As countries recover from the Covid-19 pandemic, there are opportunities to reset and rebuild, especially in the area of sustainable infrastructure.
This is why Singapore has set up an international panel of experts to advise on the latest trends and best practices in sustainable infrastructure, as well as identify investment opportunities, said Second Minister for Finance Indranee Rajah yesterday.
Ms Indranee, who is also Minister in the Prime Minister’s Office and Second Minister for National Development, was describing the new Asia Sustainable Infrastructure Advisory (ASIA) Panel, which she chairs and which was launched at the Asia Infrastructure Forum on Wednesday.
Joining her for a meeting at the Singapore Botanic Gardens yesterday were three of the panel’s members: Centre for Liveable Cities (CLC) chairman Cheong Koon Hean, Guggenheim Investments chief investment officer Scott Minerd, and Columbia University adjunct professor and former chief executive officer of the World Bank’s Multilateral Investment Guarantee Agency Keiko Honda.

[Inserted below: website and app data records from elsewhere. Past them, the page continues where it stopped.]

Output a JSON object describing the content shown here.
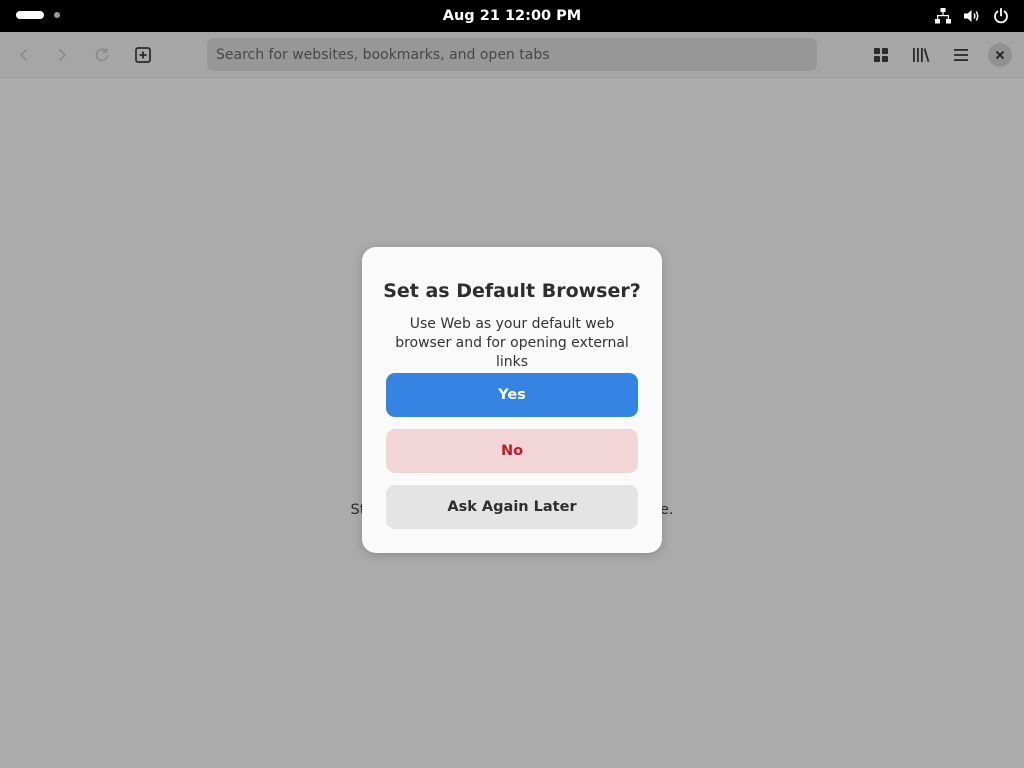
{
  "topbar": {
    "clock": "Aug 21  12:00 PM"
  },
  "toolbar": {
    "search_placeholder": "Search for websites, bookmarks, and open tabs"
  },
  "content": {
    "empty_text": "Start b                                                 r here."
  },
  "dialog": {
    "title": "Set as Default Browser?",
    "body": "Use Web as your default web browser and for opening external links",
    "yes_label": "Yes",
    "no_label": "No",
    "later_label": "Ask Again Later"
  },
  "colors": {
    "accent": "#3584e4",
    "destructive": "#c01c28",
    "destructive_bg": "#f2d6d7"
  },
  "icons": [
    "back-icon",
    "forward-icon",
    "reload-icon",
    "new-tab-icon",
    "tab-overview-icon",
    "library-icon",
    "menu-icon",
    "close-icon",
    "network-icon",
    "volume-icon",
    "power-icon"
  ]
}
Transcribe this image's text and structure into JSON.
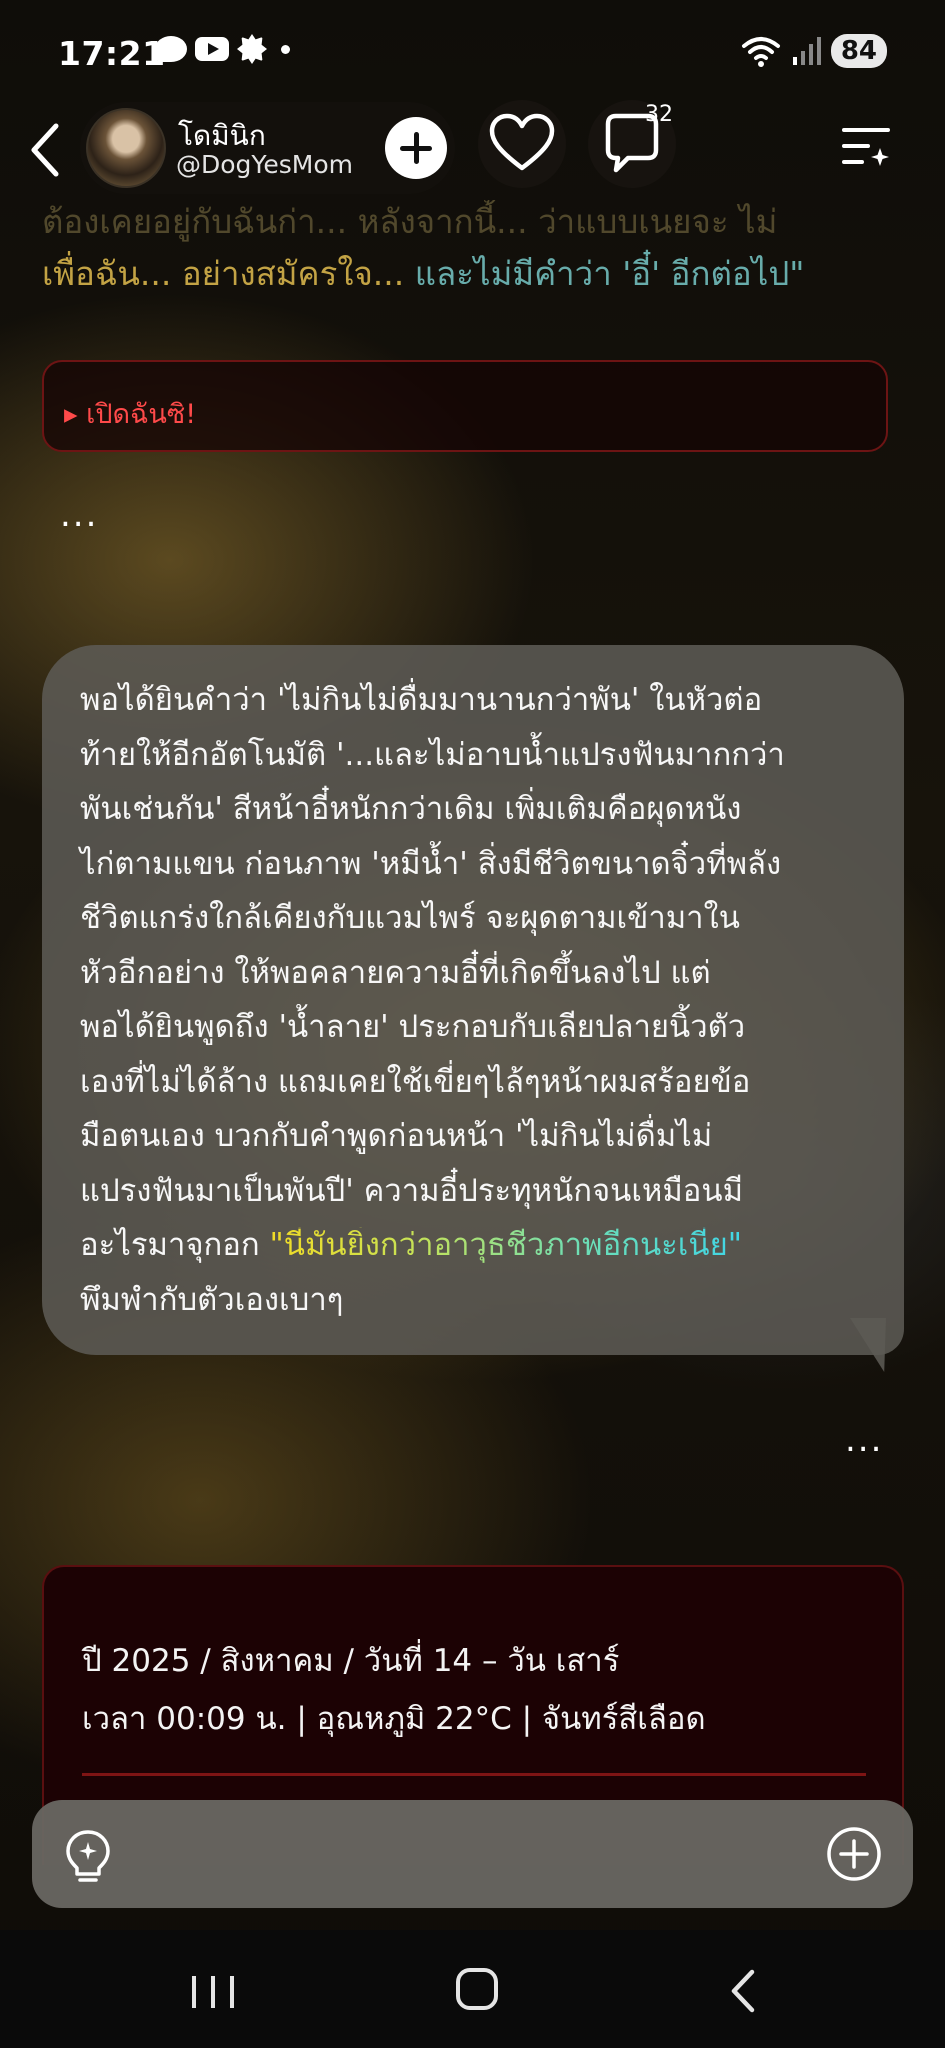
{
  "status_bar": {
    "time": "17:21",
    "battery": "84",
    "notification_icons": [
      "chat-bubble-icon",
      "youtube-icon",
      "gear-icon",
      "dot-icon"
    ],
    "system_icons": [
      "wifi-icon",
      "signal-icon"
    ]
  },
  "header": {
    "character_name": "โดมินิก",
    "handle": "@DogYesMom",
    "comment_count": "32"
  },
  "previous_message": {
    "line_1_faded": "ต้องเคยอยู่กับฉันก่า... หลังจากนี้... ว่าแบบเนยจะ ไม่",
    "line_2_part_warm": "เพื่อฉัน... อย่างสมัครใจ... ",
    "line_2_part_cool": "และไม่มีคำว่า 'อี๋' อีกต่อไป\""
  },
  "spoiler": {
    "label": "▸ เปิดฉันซิ!"
  },
  "ellipsis": "...",
  "message": {
    "lines": [
      "พอได้ยินคำว่า 'ไม่กินไม่ดื่มมานานกว่าพัน' ในหัวต่อ",
      "ท้ายให้อีกอัตโนมัติ '...และไม่อาบน้ำแปรงฟันมากกว่า",
      "พันเช่นกัน' สีหน้าอี๋หนักกว่าเดิม เพิ่มเติมคือผุดหนัง",
      "ไก่ตามแขน ก่อนภาพ 'หมีน้ำ' สิ่งมีชีวิตขนาดจิ๋วที่พลัง",
      "ชีวิตแกร่งใกล้เคียงกับแวมไพร์ จะผุดตามเข้ามาใน",
      "หัวอีกอย่าง ให้พอคลายความอี๋ที่เกิดขึ้นลงไป แต่",
      "พอได้ยินพูดถึง 'น้ำลาย' ประกอบกับเลียปลายนิ้วตัว",
      "เองที่ไม่ได้ล้าง แถมเคยใช้เขี่ยๆไล้ๆหน้าผมสร้อยข้อ",
      "มือตนเอง บวกกับคำพูดก่อนหน้า 'ไม่กินไม่ดื่มไม่",
      "แปรงฟันมาเป็นพันปี' ความอี๋ประทุหนักจนเหมือนมี"
    ],
    "line_11_prefix": "อะไรมาจุกอก ",
    "quote": "\"นี่มันยิ่งกว่าอาวุธชีวภาพอีกนะเนี่ย\"",
    "last_line": "พึมพำกับตัวเองเบาๆ"
  },
  "info_card": {
    "date_line": "ปี 2025 / สิงหาคม / วันที่ 14 – วัน เสาร์",
    "time_line": "เวลา 00:09 น. | อุณหภูมิ 22°C | จันทร์สีเลือด"
  },
  "input": {
    "placeholder": ""
  },
  "colors": {
    "spoiler_text": "#ff4a4a",
    "card_background": "#1c0204",
    "card_border": "#5a0f10",
    "bubble_background": "#5c5a54"
  }
}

The other members are waste recovery platform Anaergia’s chief executive Andrew Benedek, Capella Hotel Group chairman Guy Harvey-Samuel, Cambridge University geotechnical and civil engineering professor Robert Mair, and green tech company Envision Group’s chief executive officer Zhang Lei.
While the global sustainable debt market reached US$1.7 trillion (S$2.3 trillion) last year, 80 per cent of it is concentrated in developed markets such as the European Union and the United States.
Guggenheim Investments’ Mr Minerd said that because the EU and US are deep capital markets, they are the first stop for anyone who wants to raise money. “But I think there will be a natural evolution over time, especially in financial centres like Singapore, Tokyo and Hong Kong.”
Ms Indranee said the key to making projects bankable is to structure them properly. Such projects have positive effects on job creation, such as in professional services, she said.
“If you can get the sustainable projects off the ground, that would mean jobs for the engineers, quantity surveyors and technicians all down the line.”
Mr Minerd said technology is important to drive down costs and achieve greater efficiency.
An example is solar energy, which for years operated at a “huge disadvantage”, as it had to be sustained with hefty government subsidies. But technology has since rendered solar-produced electricity much cheaper than that from oil-fired power plants, he said.
CLC’s Dr Cheong said it takes time and experimentation to make technological improvements economically viable.
When Singapore embarked on solar energy, she said, the Government subsidised the cost of solar panels. But within a few years, the price of solar panels came down significantly.
Singapore, she added, has also transitioned to integrated solutions such as district cooling for new towns like Tengah, where chilled water will be piped to homes from centralised chillers installed on the rooftops of selected Housing Board blocks. This is more energy-efficient than conventional air-conditioning.
Columbia University’s Ms Honda said more has to be done to facilitate the smooth transition of existing energy supply investments to a low-carbon future. For example, it is still cheaper to run coal-fired power plants than solar-powered ones in some countries, such as the US and China.
Mr Minerd added: “People are stuck with legacy assets, and don’t want to acknowledge that the investment they made in a coal facility 10 years ago may be worthless now, if they were going to start over,” he said.
The ASIA Panel will hold its first formal meeting in November.
It is also planning to co-organise three public discussions with the Asean Secretariat, United Nations Environment Programme and the Group of 20’s Global Infrastructure Hub, on topics such as the future of infrastructure, technology in infrastructure, and sustainable financing.